Data items
--------------------

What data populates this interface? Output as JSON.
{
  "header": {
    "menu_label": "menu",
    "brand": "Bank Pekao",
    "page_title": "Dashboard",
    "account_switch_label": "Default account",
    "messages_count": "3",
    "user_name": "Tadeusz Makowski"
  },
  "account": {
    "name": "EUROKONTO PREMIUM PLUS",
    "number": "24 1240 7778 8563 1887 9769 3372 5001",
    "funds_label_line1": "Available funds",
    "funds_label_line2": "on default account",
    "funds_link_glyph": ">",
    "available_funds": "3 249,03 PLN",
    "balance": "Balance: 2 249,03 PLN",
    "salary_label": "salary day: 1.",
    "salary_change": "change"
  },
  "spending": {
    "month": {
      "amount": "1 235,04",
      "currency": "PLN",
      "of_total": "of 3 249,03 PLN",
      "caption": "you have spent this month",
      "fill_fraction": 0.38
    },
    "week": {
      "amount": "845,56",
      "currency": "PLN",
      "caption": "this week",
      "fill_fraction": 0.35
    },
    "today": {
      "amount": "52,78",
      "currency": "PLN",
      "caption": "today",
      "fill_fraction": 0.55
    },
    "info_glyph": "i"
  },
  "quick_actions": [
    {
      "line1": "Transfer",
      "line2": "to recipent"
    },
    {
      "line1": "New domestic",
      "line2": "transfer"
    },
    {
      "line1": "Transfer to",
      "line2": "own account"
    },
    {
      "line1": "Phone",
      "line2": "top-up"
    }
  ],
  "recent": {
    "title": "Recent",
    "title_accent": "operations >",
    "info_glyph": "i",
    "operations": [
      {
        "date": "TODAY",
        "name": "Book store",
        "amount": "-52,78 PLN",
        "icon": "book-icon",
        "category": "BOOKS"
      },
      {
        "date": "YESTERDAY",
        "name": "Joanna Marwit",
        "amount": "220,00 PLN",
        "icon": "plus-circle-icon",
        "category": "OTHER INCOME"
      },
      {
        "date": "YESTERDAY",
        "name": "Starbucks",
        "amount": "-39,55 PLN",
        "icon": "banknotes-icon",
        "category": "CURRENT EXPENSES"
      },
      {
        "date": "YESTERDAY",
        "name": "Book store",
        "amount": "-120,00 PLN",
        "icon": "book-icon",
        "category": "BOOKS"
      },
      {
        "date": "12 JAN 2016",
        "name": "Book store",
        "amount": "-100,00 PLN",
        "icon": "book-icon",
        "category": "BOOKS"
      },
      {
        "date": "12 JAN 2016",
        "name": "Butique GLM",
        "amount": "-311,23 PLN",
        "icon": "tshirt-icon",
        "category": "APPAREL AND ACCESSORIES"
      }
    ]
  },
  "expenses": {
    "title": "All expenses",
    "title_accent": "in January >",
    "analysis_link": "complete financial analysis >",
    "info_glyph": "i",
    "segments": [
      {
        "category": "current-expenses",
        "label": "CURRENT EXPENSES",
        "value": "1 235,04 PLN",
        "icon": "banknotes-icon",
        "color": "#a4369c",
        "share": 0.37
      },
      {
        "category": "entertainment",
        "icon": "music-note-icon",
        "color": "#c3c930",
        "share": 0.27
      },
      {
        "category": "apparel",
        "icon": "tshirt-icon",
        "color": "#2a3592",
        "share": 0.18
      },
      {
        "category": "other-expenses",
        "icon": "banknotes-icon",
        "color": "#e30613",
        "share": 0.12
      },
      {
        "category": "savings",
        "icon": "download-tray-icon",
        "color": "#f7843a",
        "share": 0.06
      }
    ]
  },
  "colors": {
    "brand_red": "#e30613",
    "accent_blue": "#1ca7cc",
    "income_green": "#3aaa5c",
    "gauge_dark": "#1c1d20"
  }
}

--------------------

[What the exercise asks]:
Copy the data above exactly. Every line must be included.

[Result for this task]:
What data populates this interface? Output as JSON.
{
  "header": {
    "menu_label": "menu",
    "brand": "Bank Pekao",
    "page_title": "Dashboard",
    "account_switch_label": "Default account",
    "messages_count": "3",
    "user_name": "Tadeusz Makowski"
  },
  "account": {
    "name": "EUROKONTO PREMIUM PLUS",
    "number": "24 1240 7778 8563 1887 9769 3372 5001",
    "funds_label_line1": "Available funds",
    "funds_label_line2": "on default account",
    "funds_link_glyph": ">",
    "available_funds": "3 249,03 PLN",
    "balance": "Balance: 2 249,03 PLN",
    "salary_label": "salary day: 1.",
    "salary_change": "change"
  },
  "spending": {
    "month": {
      "amount": "1 235,04",
      "currency": "PLN",
      "of_total": "of 3 249,03 PLN",
      "caption": "you have spent this month",
      "fill_fraction": 0.38
    },
    "week": {
      "amount": "845,56",
      "currency": "PLN",
      "caption": "this week",
      "fill_fraction": 0.35
    },
    "today": {
      "amount": "52,78",
      "currency": "PLN",
      "caption": "today",
      "fill_fraction": 0.55
    },
    "info_glyph": "i"
  },
  "quick_actions": [
    {
      "line1": "Transfer",
      "line2": "to recipent"
    },
    {
      "line1": "New domestic",
      "line2": "transfer"
    },
    {
      "line1": "Transfer to",
      "line2": "own account"
    },
    {
      "line1": "Phone",
      "line2": "top-up"
    }
  ],
  "recent": {
    "title": "Recent",
    "title_accent": "operations >",
    "info_glyph": "i",
    "operations": [
      {
        "date": "TODAY",
        "name": "Book store",
        "amount": "-52,78 PLN",
        "icon": "book-icon",
        "category": "BOOKS"
      },
      {
        "date": "YESTERDAY",
        "name": "Joanna Marwit",
        "amount": "220,00 PLN",
        "icon": "plus-circle-icon",
        "category": "OTHER INCOME"
      },
      {
        "date": "YESTERDAY",
        "name": "Starbucks",
        "amount": "-39,55 PLN",
        "icon": "banknotes-icon",
        "category": "CURRENT EXPENSES"
      },
      {
        "date": "YESTERDAY",
        "name": "Book store",
        "amount": "-120,00 PLN",
        "icon": "book-icon",
        "category": "BOOKS"
      },
      {
        "date": "12 JAN 2016",
        "name": "Book store",
        "amount": "-100,00 PLN",
        "icon": "book-icon",
        "category": "BOOKS"
      },
      {
        "date": "12 JAN 2016",
        "name": "Butique GLM",
        "amount": "-311,23 PLN",
        "icon": "tshirt-icon",
        "category": "APPAREL AND ACCESSORIES"
      }
    ]
  },
  "expenses": {
    "title": "All expenses",
    "title_accent": "in January >",
    "analysis_link": "complete financial analysis >",
    "info_glyph": "i",
    "segments": [
      {
        "category": "current-expenses",
        "label": "CURRENT EXPENSES",
        "value": "1 235,04 PLN",
        "icon": "banknotes-icon",
        "color": "#a4369c",
        "share": 0.37
      },
      {
        "category": "entertainment",
        "icon": "music-note-icon",
        "color": "#c3c930",
        "share": 0.27
      },
      {
        "category": "apparel",
        "icon": "tshirt-icon",
        "color": "#2a3592",
        "share": 0.18
      },
      {
        "category": "other-expenses",
        "icon": "banknotes-icon",
        "color": "#e30613",
        "share": 0.12
      },
      {
        "category": "savings",
        "icon": "download-tray-icon",
        "color": "#f7843a",
        "share": 0.06
      }
    ]
  },
  "colors": {
    "brand_red": "#e30613",
    "accent_blue": "#1ca7cc",
    "income_green": "#3aaa5c",
    "gauge_dark": "#1c1d20"
  }
}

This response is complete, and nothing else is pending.